__What the task asks__
All lines in the records that carry the string "button" are to be shown.

[Dataset excerpts]

══════

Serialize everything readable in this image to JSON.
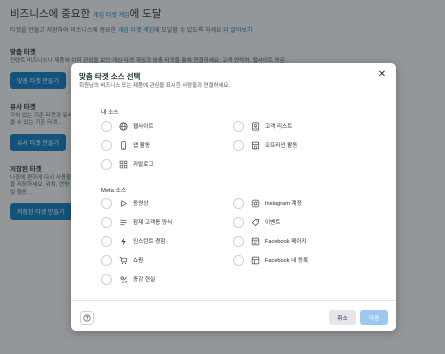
{
  "background": {
    "title_prefix": "비즈니스에 중요한 ",
    "title_link": "게임 타겟 게임",
    "title_suffix": "에 도달",
    "desc_prefix": "타겟을 만들고 저장하여 비즈니스에 중요한 ",
    "desc_link1": "게임 타겟 게임",
    "desc_mid": "에 도달할 수 있도록 하세요 ",
    "desc_link2": "더 알아보기",
    "sections": [
      {
        "title": "맞춤 타겟",
        "desc": "컨텐트 비즈니스나 제품에 이미 관심을 보인 게임 타겟 게임과 맞춤 타겟을 통해 연결하세요. 고객 연락처, 웹사이트 방문...",
        "button": "맞춤 타겟 만들기"
      },
      {
        "title": "유사 타겟",
        "desc": "가치 있는 기존 타겟과 유사한 사람들을 찾을 수 있는 기존 타겟...",
        "button": "유사 타겟 만들기"
      },
      {
        "title": "저장된 타겟",
        "desc": "나중에 편하게 다시 사용할 수 있도록 타겟을 저장하세요. 위치, 연령 등 특정 관심사 및 행동...",
        "button": "저장된 타겟 만들기"
      }
    ]
  },
  "modal": {
    "title": "맞춤 타겟 소스 선택",
    "subtitle": "회원님의 비즈니스 또는 제품에 관심을 표시한 사람들과 연결하세요.",
    "close_icon": "close-icon",
    "sections": {
      "our_sources": "내 소스",
      "meta_sources": "Meta 소스"
    },
    "our_options": [
      {
        "label": "웹사이트",
        "icon": "globe-icon"
      },
      {
        "label": "고객 리스트",
        "icon": "customer-list-icon"
      },
      {
        "label": "앱 활동",
        "icon": "mobile-app-icon"
      },
      {
        "label": "오프라인 활동",
        "icon": "offline-store-icon"
      },
      {
        "label": "카탈로그",
        "icon": "catalog-icon"
      }
    ],
    "meta_options": [
      {
        "label": "동영상",
        "icon": "play-icon"
      },
      {
        "label": "Instagram 계정",
        "icon": "instagram-icon"
      },
      {
        "label": "잠재 고객용 양식",
        "icon": "lead-form-icon"
      },
      {
        "label": "이벤트",
        "icon": "event-tag-icon"
      },
      {
        "label": "인스턴트 경험",
        "icon": "lightning-icon"
      },
      {
        "label": "Facebook 페이지",
        "icon": "facebook-page-icon"
      },
      {
        "label": "쇼핑",
        "icon": "shopping-cart-icon"
      },
      {
        "label": "Facebook 내 등록",
        "icon": "listing-icon"
      },
      {
        "label": "증강 현실",
        "icon": "ar-icon"
      }
    ],
    "footer": {
      "help_icon": "help-icon",
      "cancel_label": "취소",
      "next_label": "다음"
    }
  },
  "colors": {
    "accent": "#0a78be",
    "next_disabled": "#9cc8ee",
    "overlay": "#1e2328"
  }
}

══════

__Result of the exercise__
        "button": "맞춤 타겟 만들기"
        "button": "유사 타겟 만들기"
        "button": "저장된 타겟 만들기"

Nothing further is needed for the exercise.